    Matt is the former News Editor for The Next Web. You can follow him on Twitter, subscribe to his updates on Facebook and catch up with him Matt is the former News Editor for The Next Web. You can follow him on Twitter, subscribe to his updates on Facebook and catch up with him on Google+.

    There aren’t many times when Austin Powers movie scenes are recreated in real life, so when you get the chance to share one, you have to grab it with both hands.

    This is the case with marine biologist Luke Tipple, who explained to Wired (via Tecca) how he managed to attach a 50-milliwatt green laser to a lemon shark found off the coast of the Bahamas at the end of April.

    The idea behind the lasers isn’t to kill International Men of Mystery, instead it’s to help test Tipple’s clamping apparatus (to facilitate the capture of aquatic data) and to confirm whether or not sharks actively avoid laser energy found at specific depths in the ocean.

    Marine experts question Tipple’s stunt, but he insists its to help test if his ‘non-invasive’ clamp breaks down over time and eventually falls off the shark’s dorsal fin as per its design.
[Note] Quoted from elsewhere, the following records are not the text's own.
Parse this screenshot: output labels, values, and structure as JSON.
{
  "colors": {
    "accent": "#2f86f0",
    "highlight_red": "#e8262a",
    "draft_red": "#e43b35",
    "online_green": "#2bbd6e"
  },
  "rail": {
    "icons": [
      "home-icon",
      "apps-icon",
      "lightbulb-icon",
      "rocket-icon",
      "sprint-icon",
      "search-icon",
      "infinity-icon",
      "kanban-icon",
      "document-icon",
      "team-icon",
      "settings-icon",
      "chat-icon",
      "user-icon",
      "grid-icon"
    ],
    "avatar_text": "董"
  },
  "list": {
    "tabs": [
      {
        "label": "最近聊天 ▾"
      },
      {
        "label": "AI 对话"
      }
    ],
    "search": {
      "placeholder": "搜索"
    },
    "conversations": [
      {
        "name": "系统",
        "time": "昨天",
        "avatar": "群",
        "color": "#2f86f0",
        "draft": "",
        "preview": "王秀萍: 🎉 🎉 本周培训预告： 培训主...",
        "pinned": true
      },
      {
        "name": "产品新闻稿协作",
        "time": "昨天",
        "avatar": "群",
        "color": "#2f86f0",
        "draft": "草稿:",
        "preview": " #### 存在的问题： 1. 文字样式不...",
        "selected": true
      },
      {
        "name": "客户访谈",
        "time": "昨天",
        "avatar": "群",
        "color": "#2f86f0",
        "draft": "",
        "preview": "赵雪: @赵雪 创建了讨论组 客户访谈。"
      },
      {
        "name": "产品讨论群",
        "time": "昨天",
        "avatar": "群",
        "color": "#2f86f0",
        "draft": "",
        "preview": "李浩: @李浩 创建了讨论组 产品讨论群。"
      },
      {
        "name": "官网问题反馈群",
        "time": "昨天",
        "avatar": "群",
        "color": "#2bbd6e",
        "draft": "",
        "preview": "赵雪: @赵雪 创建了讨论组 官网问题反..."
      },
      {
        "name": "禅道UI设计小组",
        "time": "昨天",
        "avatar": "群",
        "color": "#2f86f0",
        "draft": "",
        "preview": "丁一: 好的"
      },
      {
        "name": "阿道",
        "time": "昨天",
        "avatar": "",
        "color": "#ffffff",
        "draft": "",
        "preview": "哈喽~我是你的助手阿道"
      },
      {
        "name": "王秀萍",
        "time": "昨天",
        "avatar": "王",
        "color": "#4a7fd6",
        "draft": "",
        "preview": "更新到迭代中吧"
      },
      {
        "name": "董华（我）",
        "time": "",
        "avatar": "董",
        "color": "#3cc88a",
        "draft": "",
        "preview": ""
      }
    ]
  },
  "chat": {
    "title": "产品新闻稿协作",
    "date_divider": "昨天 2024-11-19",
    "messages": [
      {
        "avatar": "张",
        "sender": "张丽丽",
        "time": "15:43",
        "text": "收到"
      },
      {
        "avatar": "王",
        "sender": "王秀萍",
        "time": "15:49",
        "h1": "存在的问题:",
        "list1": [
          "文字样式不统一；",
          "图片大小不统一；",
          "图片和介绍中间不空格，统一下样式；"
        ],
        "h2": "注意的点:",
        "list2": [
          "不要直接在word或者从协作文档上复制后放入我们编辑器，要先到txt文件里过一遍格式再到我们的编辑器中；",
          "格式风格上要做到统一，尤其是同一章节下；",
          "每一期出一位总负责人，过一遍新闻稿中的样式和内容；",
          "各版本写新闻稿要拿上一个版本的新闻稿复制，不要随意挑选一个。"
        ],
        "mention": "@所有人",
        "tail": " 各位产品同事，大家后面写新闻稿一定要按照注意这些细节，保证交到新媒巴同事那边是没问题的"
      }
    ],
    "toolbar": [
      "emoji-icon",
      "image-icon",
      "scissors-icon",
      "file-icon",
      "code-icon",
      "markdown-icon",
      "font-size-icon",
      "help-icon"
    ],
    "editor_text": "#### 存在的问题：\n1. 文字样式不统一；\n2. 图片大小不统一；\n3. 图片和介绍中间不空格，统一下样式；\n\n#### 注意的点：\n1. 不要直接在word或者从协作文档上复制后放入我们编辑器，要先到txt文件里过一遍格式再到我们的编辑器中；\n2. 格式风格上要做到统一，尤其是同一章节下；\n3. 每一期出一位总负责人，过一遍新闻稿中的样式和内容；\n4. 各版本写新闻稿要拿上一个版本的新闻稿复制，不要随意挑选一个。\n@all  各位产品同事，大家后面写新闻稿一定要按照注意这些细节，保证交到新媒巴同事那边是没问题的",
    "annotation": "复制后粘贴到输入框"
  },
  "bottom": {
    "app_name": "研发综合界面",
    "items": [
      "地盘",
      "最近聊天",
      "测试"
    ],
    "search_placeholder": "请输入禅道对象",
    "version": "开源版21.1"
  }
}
    (And he probably wanted to tell his friends and family he’s finally been able to get “frickin’ laser beams attached to their heads).”